This article is part of a Chronicle. See more from this Chronicle
Christopher Cole, Dec 31, 2014
In late 2013, a jury in the Eastern District of Texas, Marshall Division, which had been considering whether Becton-Dickinson should be held liable for attempted monopolization of the market for retractable safety syringes, concluded that Becton had engaged in exclusionary conduct against Retractable Technologies by means of deceptive advertising and awarded the plaintiff over $113 million in “Deception Damages.” It was a remarkable milestone in a long-running battle between the two competitors, which had been litigating patent infringement and antitrust allegations for several years as they battled for contracts in a rapidly consolidating medical provider market.
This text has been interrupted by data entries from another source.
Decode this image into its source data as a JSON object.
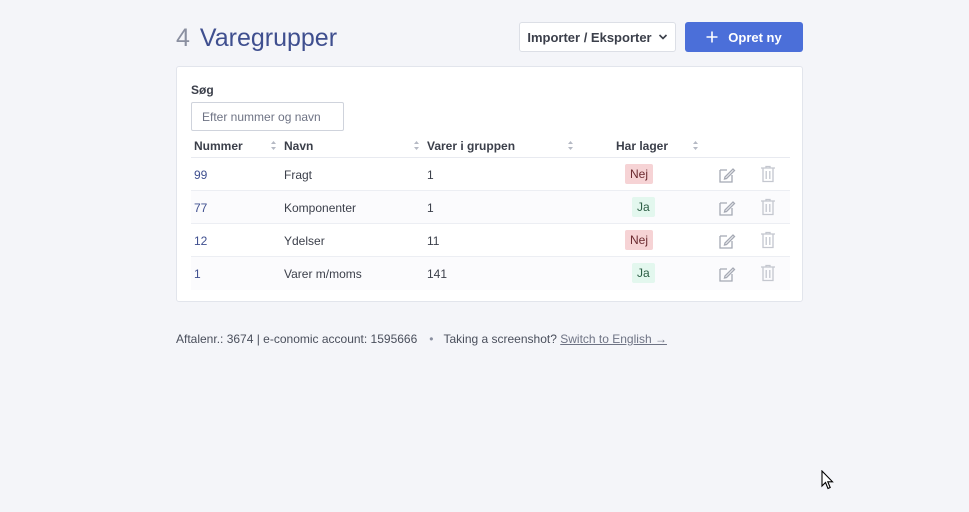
{
  "header": {
    "count": "4",
    "title": "Varegrupper",
    "export_label": "Importer / Eksporter",
    "create_label": "Opret ny"
  },
  "search": {
    "label": "Søg",
    "placeholder": "Efter nummer og navn",
    "value": ""
  },
  "table": {
    "columns": [
      "Nummer",
      "Navn",
      "Varer i gruppen",
      "Har lager"
    ],
    "rows": [
      {
        "nummer": "99",
        "navn": "Fragt",
        "varer": "1",
        "lager": "Nej"
      },
      {
        "nummer": "77",
        "navn": "Komponenter",
        "varer": "1",
        "lager": "Ja"
      },
      {
        "nummer": "12",
        "navn": "Ydelser",
        "varer": "11",
        "lager": "Nej"
      },
      {
        "nummer": "1",
        "navn": "Varer m/moms",
        "varer": "141",
        "lager": "Ja"
      }
    ]
  },
  "footer": {
    "account_text": "Aftalenr.: 3674 | e-conomic account: 1595666",
    "separator": "•",
    "screenshot_text": "Taking a screenshot?",
    "switch_link": "Switch to English →"
  },
  "colors": {
    "primary": "#4b6fd9",
    "title": "#3f4f8f",
    "badge_no_bg": "#f6d3d5",
    "badge_yes_bg": "#e3f7ee",
    "background": "#f4f5f9"
  },
  "icons": {
    "export_chevron": "chevron-down-icon",
    "create_plus": "plus-icon",
    "sort": "sort-icon",
    "edit": "edit-icon",
    "delete": "trash-icon"
  }
}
The case raises important questions regarding the relationship between false advertising and antitrust law, some of which will be litigated in post-trial motions and inevitable appeals. Most importantly, when can false advertising give rise to violations of the Sherman Act? Is the theory, while rarely invoked, gaining traction? Will Rectractable Technologies be a harbinger of more such litigation?